Problem details: While you copy the lines below, skip the pictures and keep the rest exact.

Segment Start: Records shown

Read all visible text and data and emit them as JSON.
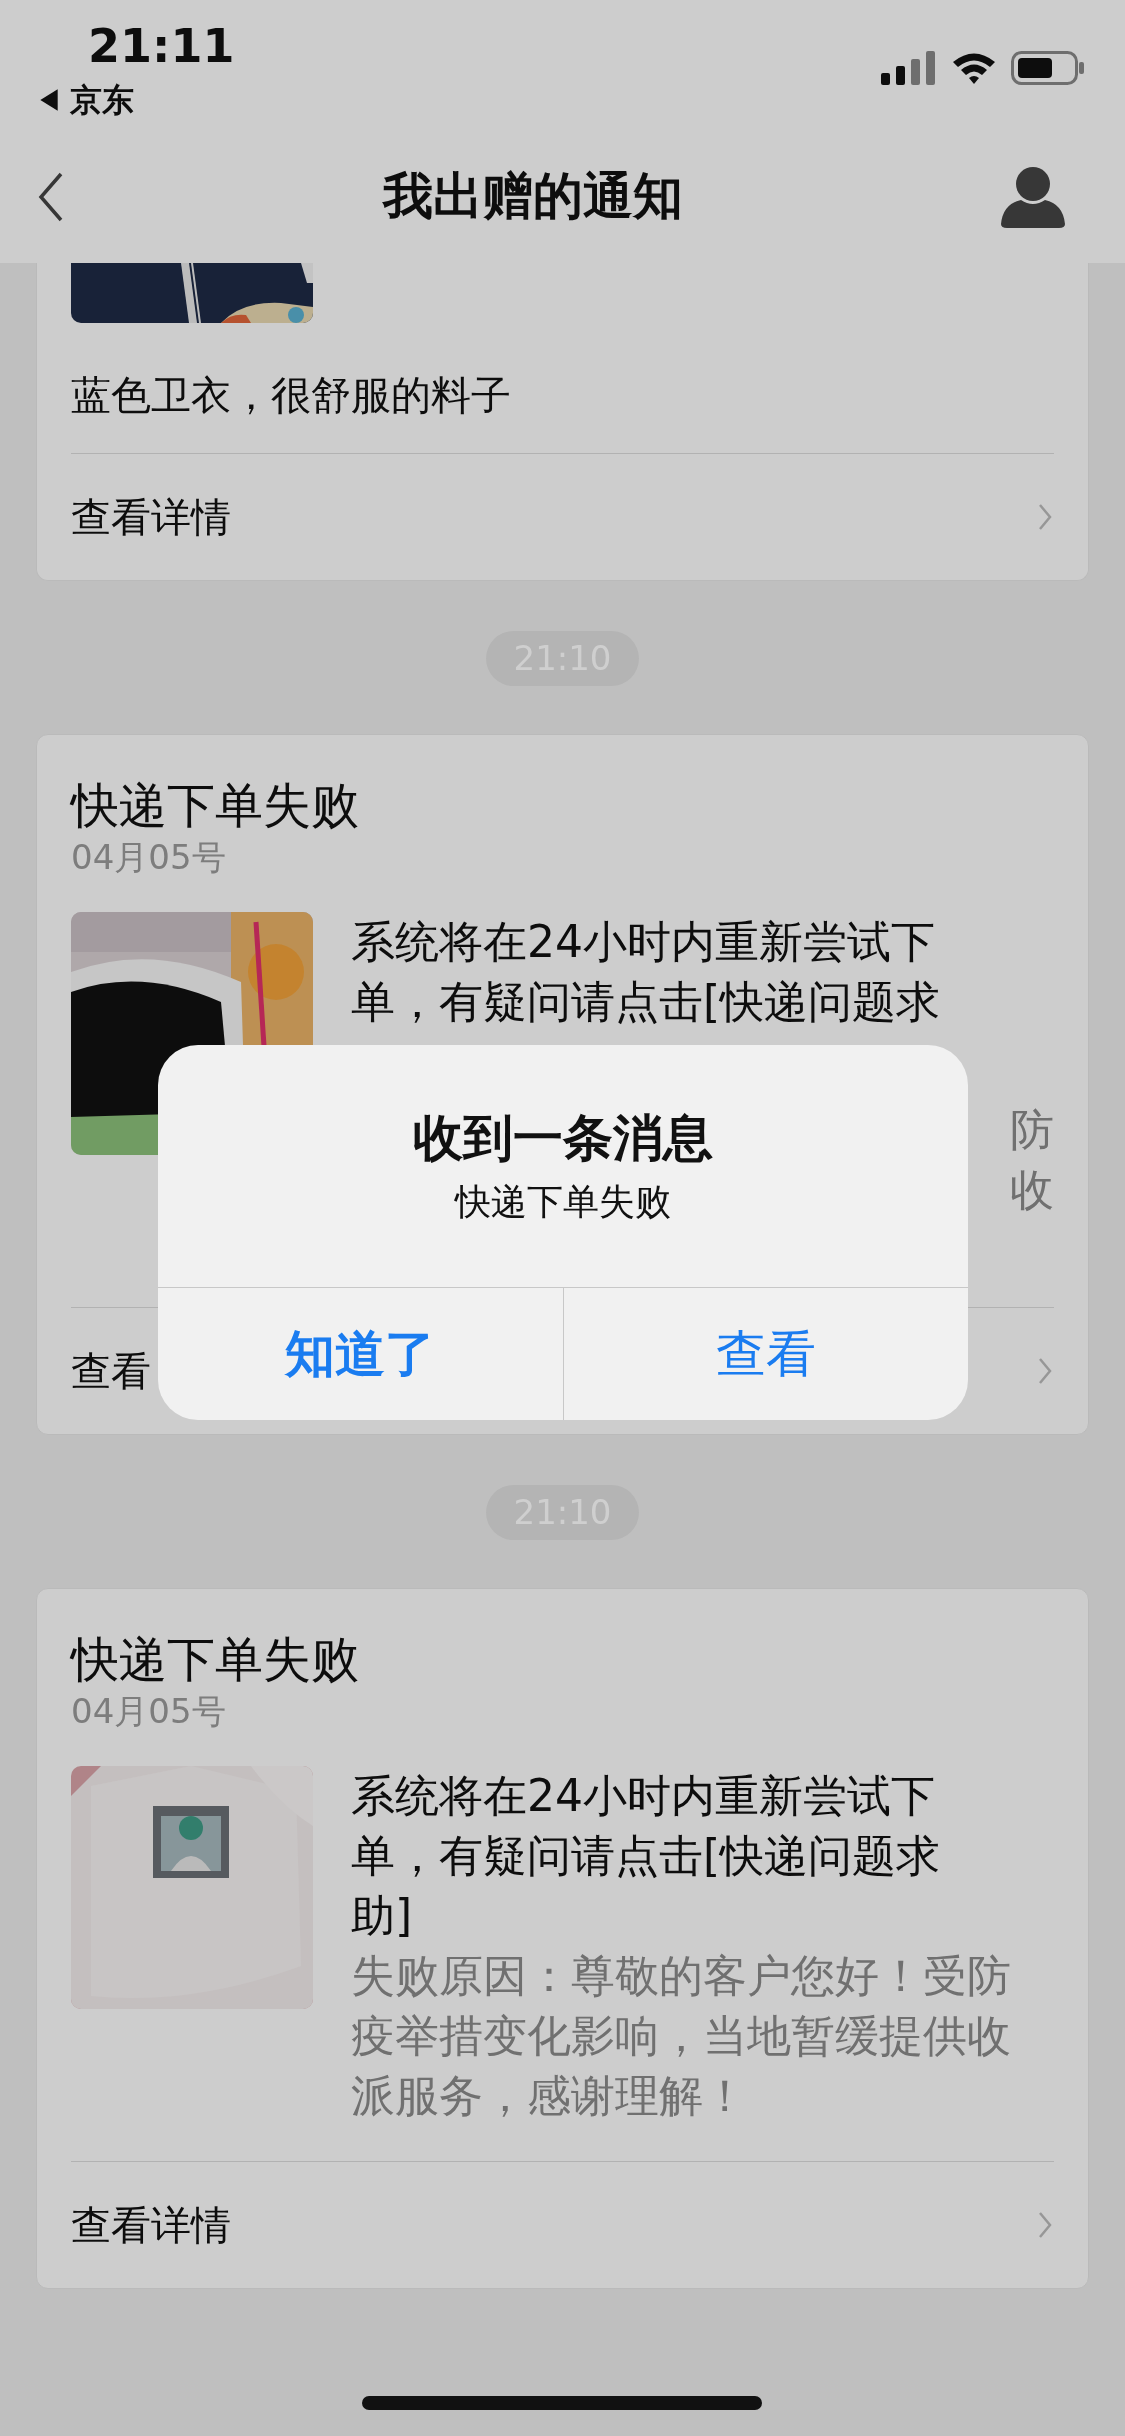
{
  "status_bar": {
    "time": "21:11",
    "back_app": "京东"
  },
  "nav": {
    "title": "我出赠的通知"
  },
  "items": [
    {
      "kind": "note",
      "description": "蓝色卫衣，很舒服的料子",
      "link": "查看详情"
    },
    {
      "kind": "time",
      "text": "21:10"
    },
    {
      "kind": "notice",
      "title": "快递下单失败",
      "date": "04月05号",
      "message_lines": [
        "系统将在24小时内重新尝试下",
        "单，有疑问请点击[快递问题求"
      ],
      "reason_line_ends": [
        "防",
        "收"
      ],
      "link": "查看"
    },
    {
      "kind": "time",
      "text": "21:10"
    },
    {
      "kind": "notice",
      "title": "快递下单失败",
      "date": "04月05号",
      "message_lines": [
        "系统将在24小时内重新尝试下",
        "单，有疑问请点击[快递问题求",
        "助]"
      ],
      "reason_lines": [
        "失败原因：尊敬的客户您好！受防",
        "疫举措变化影响，当地暂缓提供收",
        "派服务，感谢理解！"
      ],
      "link": "查看详情"
    }
  ],
  "alert": {
    "title": "收到一条消息",
    "message": "快递下单失败",
    "buttons": [
      {
        "label": "知道了",
        "kind": "primary"
      },
      {
        "label": "查看",
        "kind": "default"
      }
    ]
  }
}
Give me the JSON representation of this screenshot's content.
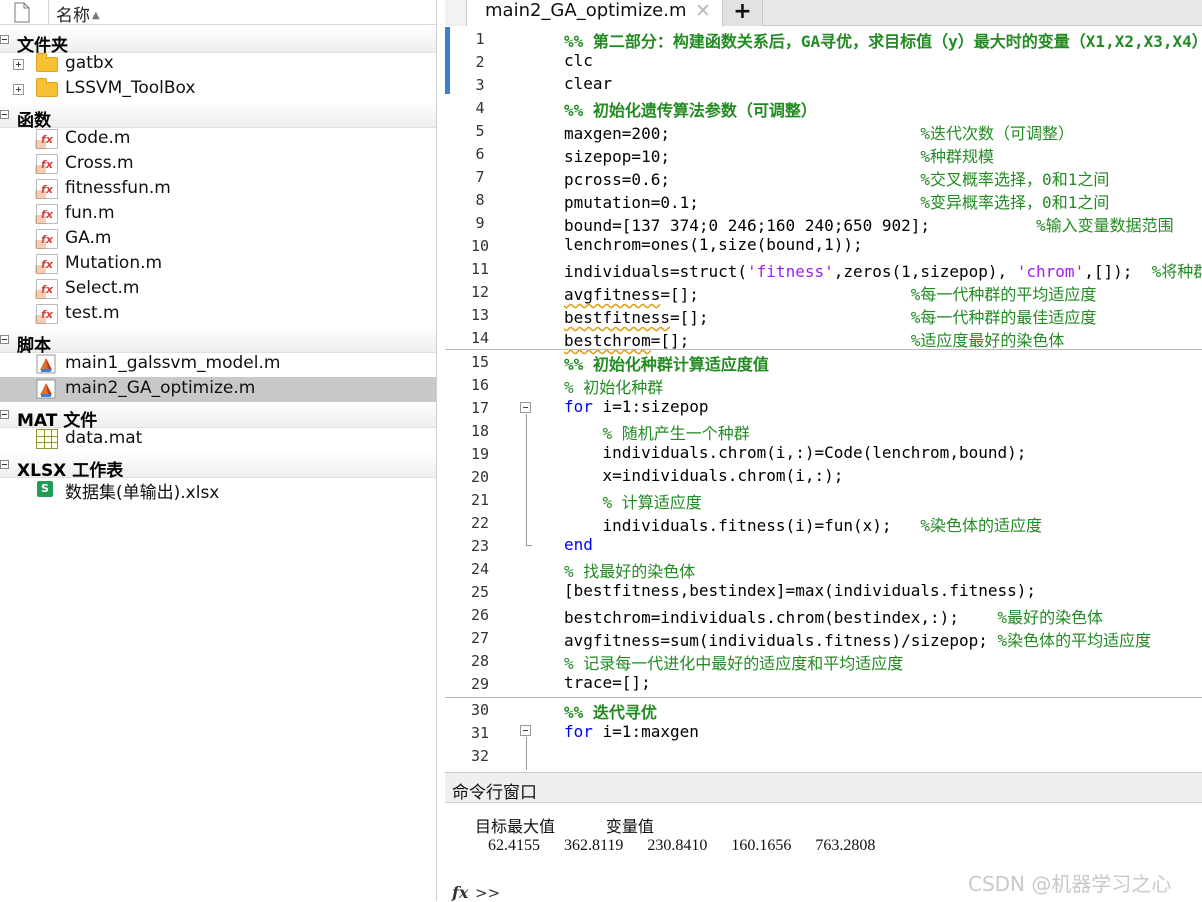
{
  "browser": {
    "column_header": "名称",
    "sections": [
      {
        "label": "文件夹"
      },
      {
        "label": "函数"
      },
      {
        "label": "脚本"
      },
      {
        "label": "MAT 文件"
      },
      {
        "label": "XLSX 工作表"
      }
    ],
    "folders": [
      "gatbx",
      "LSSVM_ToolBox"
    ],
    "functions": [
      "Code.m",
      "Cross.m",
      "fitnessfun.m",
      "fun.m",
      "GA.m",
      "Mutation.m",
      "Select.m",
      "test.m"
    ],
    "scripts": [
      "main1_galssvm_model.m",
      "main2_GA_optimize.m"
    ],
    "mat_files": [
      "data.mat"
    ],
    "xlsx_files": [
      "数据集(单输出).xlsx"
    ],
    "xlsx_icon_letter": "S"
  },
  "editor": {
    "tab_label": "main2_GA_optimize.m",
    "tab_close": "✕",
    "add_tab": "+",
    "line_numbers": [
      "1",
      "2",
      "3",
      "4",
      "5",
      "6",
      "7",
      "8",
      "9",
      "10",
      "11",
      "12",
      "13",
      "14",
      "15",
      "16",
      "17",
      "18",
      "19",
      "20",
      "21",
      "22",
      "23",
      "24",
      "25",
      "26",
      "27",
      "28",
      "29",
      "30",
      "31",
      "32"
    ]
  },
  "command_window": {
    "title": "命令行窗口",
    "header": "目标最大值          变量值",
    "values": "62.4155   362.8119   230.8410   160.1656   763.2808",
    "fx": "fx",
    "prompt": ">>"
  },
  "watermark": "CSDN @机器学习之心"
}
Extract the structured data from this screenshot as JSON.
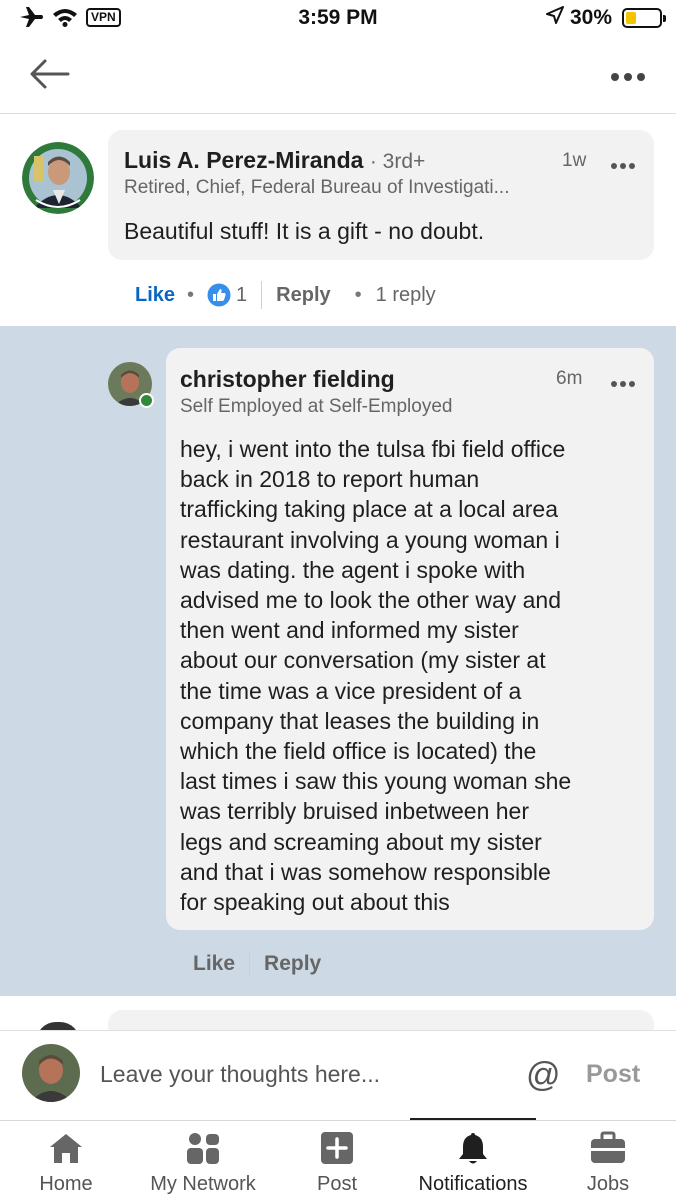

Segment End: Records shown

Task output:
Read all visible text and data and emit them as JSON.
{
  "status_bar": {
    "time": "21:11",
    "back_app": "京东"
  },
  "nav": {
    "title": "我出赠的通知"
  },
  "items": [
    {
      "kind": "note",
      "description": "蓝色卫衣，很舒服的料子",
      "link": "查看详情"
    },
    {
      "kind": "time",
      "text": "21:10"
    },
    {
      "kind": "notice",
      "title": "快递下单失败",
      "date": "04月05号",
      "message_lines": [
        "系统将在24小时内重新尝试下",
        "单，有疑问请点击[快递问题求"
      ],
      "reason_line_ends": [
        "防",
        "收"
      ],
      "link": "查看"
    },
    {
      "kind": "time",
      "text": "21:10"
    },
    {
      "kind": "notice",
      "title": "快递下单失败",
      "date": "04月05号",
      "message_lines": [
        "系统将在24小时内重新尝试下",
        "单，有疑问请点击[快递问题求",
        "助]"
      ],
      "reason_lines": [
        "失败原因：尊敬的客户您好！受防",
        "疫举措变化影响，当地暂缓提供收",
        "派服务，感谢理解！"
      ],
      "link": "查看详情"
    }
  ],
  "alert": {
    "title": "收到一条消息",
    "message": "快递下单失败",
    "buttons": [
      {
        "label": "知道了",
        "kind": "primary"
      },
      {
        "label": "查看",
        "kind": "default"
      }
    ]
  }
}
Give me the JSON representation of this screenshot's content.
{
  "browser": {
    "column_header": "名称",
    "sections": [
      {
        "label": "文件夹"
      },
      {
        "label": "函数"
      },
      {
        "label": "脚本"
      },
      {
        "label": "MAT 文件"
      },
      {
        "label": "XLSX 工作表"
      }
    ],
    "folders": [
      "gatbx",
      "LSSVM_ToolBox"
    ],
    "functions": [
      "Code.m",
      "Cross.m",
      "fitnessfun.m",
      "fun.m",
      "GA.m",
      "Mutation.m",
      "Select.m",
      "test.m"
    ],
    "scripts": [
      "main1_galssvm_model.m",
      "main2_GA_optimize.m"
    ],
    "mat_files": [
      "data.mat"
    ],
    "xlsx_files": [
      "数据集(单输出).xlsx"
    ],
    "xlsx_icon_letter": "S"
  },
  "editor": {
    "tab_label": "main2_GA_optimize.m",
    "tab_close": "✕",
    "add_tab": "+",
    "line_numbers": [
      "1",
      "2",
      "3",
      "4",
      "5",
      "6",
      "7",
      "8",
      "9",
      "10",
      "11",
      "12",
      "13",
      "14",
      "15",
      "16",
      "17",
      "18",
      "19",
      "20",
      "21",
      "22",
      "23",
      "24",
      "25",
      "26",
      "27",
      "28",
      "29",
      "30",
      "31",
      "32"
    ]
  },
  "command_window": {
    "title": "命令行窗口",
    "header": "目标最大值          变量值",
    "values": "62.4155   362.8119   230.8410   160.1656   763.2808",
    "fx": "fx",
    "prompt": ">>"
  },
  "watermark": "CSDN @机器学习之心"
}
Extract the structured data from this screenshot as JSON.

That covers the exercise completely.